Late last year, Arizona State Representative David Marshall and 20 of his colleagues in the chamber sent a letter to City of Phoenix officials, asking them to “swiftly reject any consent decree proposed by the DOJ and challenge the findings in the forthcoming DOJ report.”

The request from these representatives followed other petitions from Arizona officials who oppose the imposition of a consent decree upon the city’s police department. Earlier last fall, Maricopa County Attorney Rachel Mitchell posted her displeasure with the principle of federal monitoring of law enforcement departments, writing, “Look no further than MCSO to see what ‘federal monitoring’ does to agencies. Monitors (people paid to determine whether an agency is in compliance) have ZERO incentive to find compliance. It will cost the taxpayers MILLIONS and crime will increase.”

City of Phoenix Councilmember Ann O’Brien also wrote an op-ed for the Arizona Republic, voicing her sentiments regarding any arrangement handed down from the DOJ. In her piece, O’Brien wrote, “I have no intention of signing anything given to us by the Department of Justice without getting to read their findings first. That’s the thing: the DOJ gets agencies to sign an agreement in principle before ever releasing their findings, which essentially means that agency will negotiate a consent decree in good faith. Not Phoenix.”

Per the City of Phoenix’s information, the DOJ’s Civil Pattern or Practice investigation into the Phoenix Police Department “is the 71st investigation of its kind since the Violent Crime Control and Law Enforcement Act of 1994 was signed into law by President Bill Clinton.” If DOJ finds “patterns or practices of misconduct,” then Phoenix will likely find itself with a federal monitor.

Daniel Stefanski is a reporter for AZ Free News. You can send him news tips using this link.

Get FREE News Delivered to Your Inbox!

Corporate media seeks stories that serve its own interests. But you deserve to know what’s really going on in your community.
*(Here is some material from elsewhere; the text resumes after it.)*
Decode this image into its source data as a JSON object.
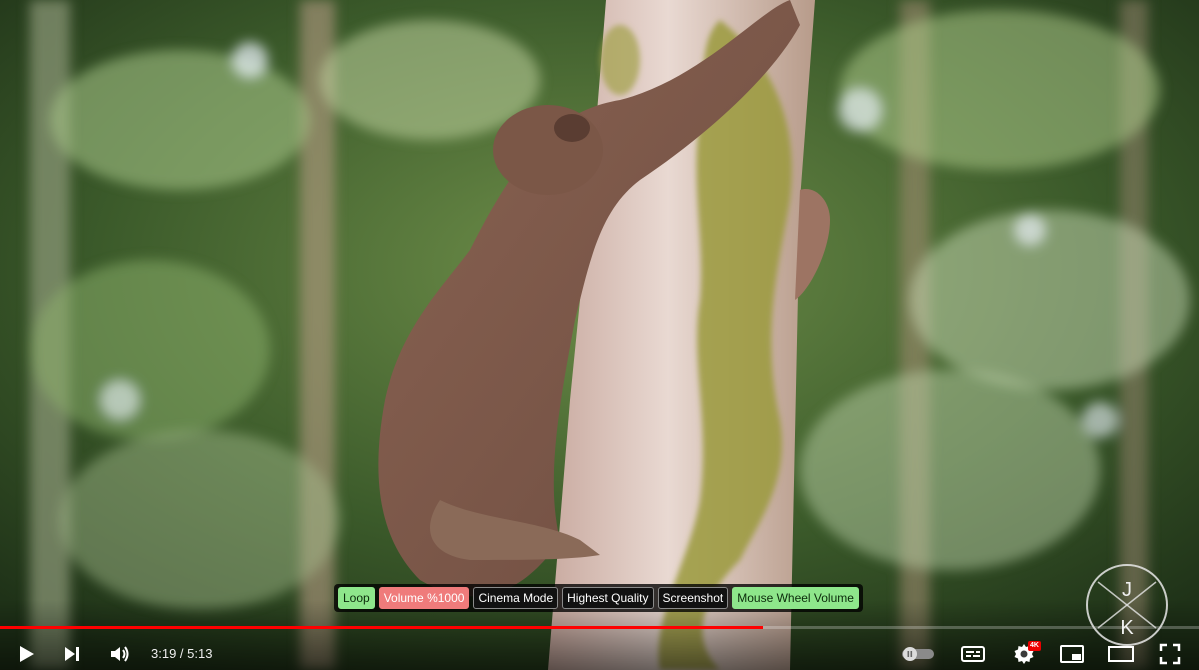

Stay up to date on the latest in Arizona by signing up to get FREE news delivered to your inbox.

You May Also Like …

Connect with us!


A project of the Arizona Freedom Foundation  |  All Rights Reserved 2024  |  Code of Ethics  |  Privacy Policy

Share This